Patriot; born in Boston, Mass.
, Jan. 1, 1735.
Was descended from the Huguenots, and was educated in his father's trade of goldsmith.
In the French
and Indian War he was at Fort Edward
, on the upper Hudson
, as a lieutenant of artillery, and on his return he established himself as a goldsmith, and, without instruction, became a copper-plate engraver.
He was one of four engravers in America
when the Revolutionary War
broke out.

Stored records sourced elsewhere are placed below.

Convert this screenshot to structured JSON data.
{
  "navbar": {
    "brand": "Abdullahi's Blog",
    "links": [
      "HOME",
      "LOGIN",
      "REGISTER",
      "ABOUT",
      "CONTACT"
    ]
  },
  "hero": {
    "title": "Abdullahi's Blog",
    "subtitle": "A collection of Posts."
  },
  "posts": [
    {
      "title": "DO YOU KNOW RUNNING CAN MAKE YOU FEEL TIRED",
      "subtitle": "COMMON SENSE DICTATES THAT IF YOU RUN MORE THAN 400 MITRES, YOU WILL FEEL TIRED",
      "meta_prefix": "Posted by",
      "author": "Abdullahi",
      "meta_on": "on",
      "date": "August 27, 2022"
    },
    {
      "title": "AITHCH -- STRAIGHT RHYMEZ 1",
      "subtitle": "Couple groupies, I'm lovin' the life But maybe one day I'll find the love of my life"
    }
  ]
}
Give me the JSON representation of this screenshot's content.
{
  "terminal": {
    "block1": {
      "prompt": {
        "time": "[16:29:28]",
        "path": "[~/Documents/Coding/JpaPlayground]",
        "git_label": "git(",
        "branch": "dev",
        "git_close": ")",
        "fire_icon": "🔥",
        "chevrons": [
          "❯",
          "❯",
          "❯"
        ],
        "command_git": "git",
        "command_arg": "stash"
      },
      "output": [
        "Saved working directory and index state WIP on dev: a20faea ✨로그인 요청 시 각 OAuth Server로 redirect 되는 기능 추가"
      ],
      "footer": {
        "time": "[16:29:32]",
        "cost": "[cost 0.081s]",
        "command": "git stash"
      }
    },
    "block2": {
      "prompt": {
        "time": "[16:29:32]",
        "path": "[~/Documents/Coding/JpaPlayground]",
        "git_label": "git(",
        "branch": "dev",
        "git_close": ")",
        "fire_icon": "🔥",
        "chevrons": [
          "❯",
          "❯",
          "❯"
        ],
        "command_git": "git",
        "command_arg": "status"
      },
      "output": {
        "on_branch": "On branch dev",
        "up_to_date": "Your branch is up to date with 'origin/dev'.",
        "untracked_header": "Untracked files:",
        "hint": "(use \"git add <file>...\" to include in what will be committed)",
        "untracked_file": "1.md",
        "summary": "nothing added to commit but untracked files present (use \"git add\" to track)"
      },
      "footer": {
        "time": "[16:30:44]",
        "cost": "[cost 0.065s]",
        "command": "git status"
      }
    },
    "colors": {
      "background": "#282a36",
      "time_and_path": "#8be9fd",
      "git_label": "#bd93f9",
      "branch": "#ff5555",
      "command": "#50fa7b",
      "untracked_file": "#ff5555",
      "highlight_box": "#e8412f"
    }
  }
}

He had engraved, in 1766, a print emblematic of the repeal of the Stamp Act, and in 1767 another called “The seventeen Rescinders.”
He published a print of the Boston
massacre, in 1770, and from that time became one of the most active opponents of the acts of Parliament.
engraved the plates, made the press, and printed the bills of credit, or paper money, of Massachusetts
, issued in 1775; he also engraved the plates for the “Continental money.”
He was sent by the Sons of Liberty, of Boston
, to confer with their brethren in New York and Philadelphia
Early in 1775 the Provincial Congress sent him to Philadelphia
to learn the art of making powder, and on his return he set up a mill.
The president of the Congress
) chose Revere
as one of his trusted messengers to warn the people of Lexington
of the expedition sent thither by Gage
(April 18, 1775), and to tell Adams
of their danger.
He was made a prisoner while on his way from Lexington
, but was soon
's midnight ride the subject of his well-known poem.
He served in the military corps for the defence of his State, and after the war he cast church bells and cannon; and he founded the copper-works at Canton, Mass.
, afterwards carried on by the Revere Copper Company.
He was the first in the United States
to smelt copper ore and roll it into sheets.
In 1795 Revere
, as grand master of the masonic order, laid the corner-stone of the Statehouse in Boston
He died in Boston, Mass.
, May 10, 1818.